From Let’s Move! to farmers markets, the conversation about how public health science is informing and leading to healthier food policies and food environments is growing. And at every level, good things are happening. Leading up to the May 6 Science and Democracy Forum on “Science, Democracy, and a Healthy Food Policy,” we asked for examples of people using scientific and public health evidence to improve food environments. Here’s a flavor of some of the work highlighted in your responses:
In Alameda, California, the Alameda Backyard Growers have a simple motto: ”Grow community, one veggie at a time.” Gardeners work together to collect surplus fruits and vegetables to donate to the local food bank, so healthy food is accessible to all. In addition, the organization offers free sustainable permaculture lectures, and opportunities for community members to learn about local water management policies and how to reduce water consumption while still producing food.

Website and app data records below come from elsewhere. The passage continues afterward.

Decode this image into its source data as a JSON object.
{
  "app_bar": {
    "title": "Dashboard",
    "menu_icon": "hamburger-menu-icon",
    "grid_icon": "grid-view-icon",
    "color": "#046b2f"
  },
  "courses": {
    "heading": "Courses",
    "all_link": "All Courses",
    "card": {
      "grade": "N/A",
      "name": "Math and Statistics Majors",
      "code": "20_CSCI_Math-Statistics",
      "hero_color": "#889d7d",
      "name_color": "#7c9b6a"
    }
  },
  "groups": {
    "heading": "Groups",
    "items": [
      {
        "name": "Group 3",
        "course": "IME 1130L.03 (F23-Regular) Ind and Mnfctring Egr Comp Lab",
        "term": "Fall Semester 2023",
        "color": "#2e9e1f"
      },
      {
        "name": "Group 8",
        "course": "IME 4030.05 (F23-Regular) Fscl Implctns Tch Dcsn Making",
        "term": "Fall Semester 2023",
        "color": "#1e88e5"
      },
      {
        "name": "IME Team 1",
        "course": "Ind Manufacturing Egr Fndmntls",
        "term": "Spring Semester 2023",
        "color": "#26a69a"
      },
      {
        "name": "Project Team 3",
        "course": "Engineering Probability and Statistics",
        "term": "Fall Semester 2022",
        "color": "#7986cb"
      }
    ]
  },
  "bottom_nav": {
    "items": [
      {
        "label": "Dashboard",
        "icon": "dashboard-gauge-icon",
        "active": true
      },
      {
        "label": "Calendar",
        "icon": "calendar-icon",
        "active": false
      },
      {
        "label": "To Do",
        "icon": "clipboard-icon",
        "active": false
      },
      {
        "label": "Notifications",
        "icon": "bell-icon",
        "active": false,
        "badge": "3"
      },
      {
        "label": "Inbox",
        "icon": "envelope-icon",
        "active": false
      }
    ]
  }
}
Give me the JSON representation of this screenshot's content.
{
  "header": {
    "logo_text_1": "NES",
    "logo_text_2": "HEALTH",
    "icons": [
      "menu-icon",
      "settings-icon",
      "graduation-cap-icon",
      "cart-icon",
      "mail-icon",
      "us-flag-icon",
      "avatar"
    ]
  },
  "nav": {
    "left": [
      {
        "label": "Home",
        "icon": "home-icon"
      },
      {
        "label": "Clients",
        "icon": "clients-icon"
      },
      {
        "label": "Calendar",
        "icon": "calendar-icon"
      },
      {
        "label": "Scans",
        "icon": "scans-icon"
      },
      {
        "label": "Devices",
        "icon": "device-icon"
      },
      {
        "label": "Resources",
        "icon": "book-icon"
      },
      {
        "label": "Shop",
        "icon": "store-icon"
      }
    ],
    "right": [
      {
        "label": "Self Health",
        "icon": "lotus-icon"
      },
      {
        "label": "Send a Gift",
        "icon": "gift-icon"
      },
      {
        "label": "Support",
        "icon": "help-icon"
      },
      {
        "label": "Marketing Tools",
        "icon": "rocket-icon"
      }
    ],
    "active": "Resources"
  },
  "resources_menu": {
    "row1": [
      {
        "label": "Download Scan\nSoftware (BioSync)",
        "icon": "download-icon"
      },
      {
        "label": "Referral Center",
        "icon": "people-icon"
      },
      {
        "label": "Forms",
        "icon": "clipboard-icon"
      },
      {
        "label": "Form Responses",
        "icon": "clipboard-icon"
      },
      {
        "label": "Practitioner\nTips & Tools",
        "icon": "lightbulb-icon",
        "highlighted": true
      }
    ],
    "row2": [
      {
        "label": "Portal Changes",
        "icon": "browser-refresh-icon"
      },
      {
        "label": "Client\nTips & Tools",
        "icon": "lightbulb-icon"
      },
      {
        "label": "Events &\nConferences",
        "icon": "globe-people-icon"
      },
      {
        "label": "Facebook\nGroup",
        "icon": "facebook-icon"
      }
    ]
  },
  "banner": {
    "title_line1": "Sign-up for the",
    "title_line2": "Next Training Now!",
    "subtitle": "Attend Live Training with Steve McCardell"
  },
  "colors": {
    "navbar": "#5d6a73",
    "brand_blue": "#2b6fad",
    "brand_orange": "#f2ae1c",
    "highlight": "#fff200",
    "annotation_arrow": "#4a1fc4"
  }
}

Transition Fidalgo & Friends is developing a transition community in Anacortes, Washington, practicing resilience and sustainability through education and skill-sharing. Concerned about the environmental and health impacts of produce that is shipped to the grocery store from across the country or world, the organization teaches community members to grow their own gardens for a healthier, more sustainable lifestyle.
The Sustainable Food Center is working to strengthen the local food system in Austin, Texas so everyone can have access to healthy, affordable food. In-house experts discuss the science behind sustainable agriculture and organic farming, and detail how these practices can reduce food insecurity while helping the environment. Programs include education and resources for home gardening, farmers markets, and farm-to-cafeteria and farm-to-school programs.
At the nexus of policy and practice, the Institute for Agriculture and Trade Policy has for for almost 25 years developed policies that benefit farmers, consumers, communities and the environment. For example, the institute’s work in sustainable agriculture is based on agroecology principles that promote soil health and fruitful crops and reduce the environmental impacts of farming.
At the May 6 public forum, we will highlight work in several communities to share innovative ideas and practices with others throughout the country.
In the meantime, we want to hear from you: tell us about organizations, public policies, or community efforts that are using public health science to improve our food systems.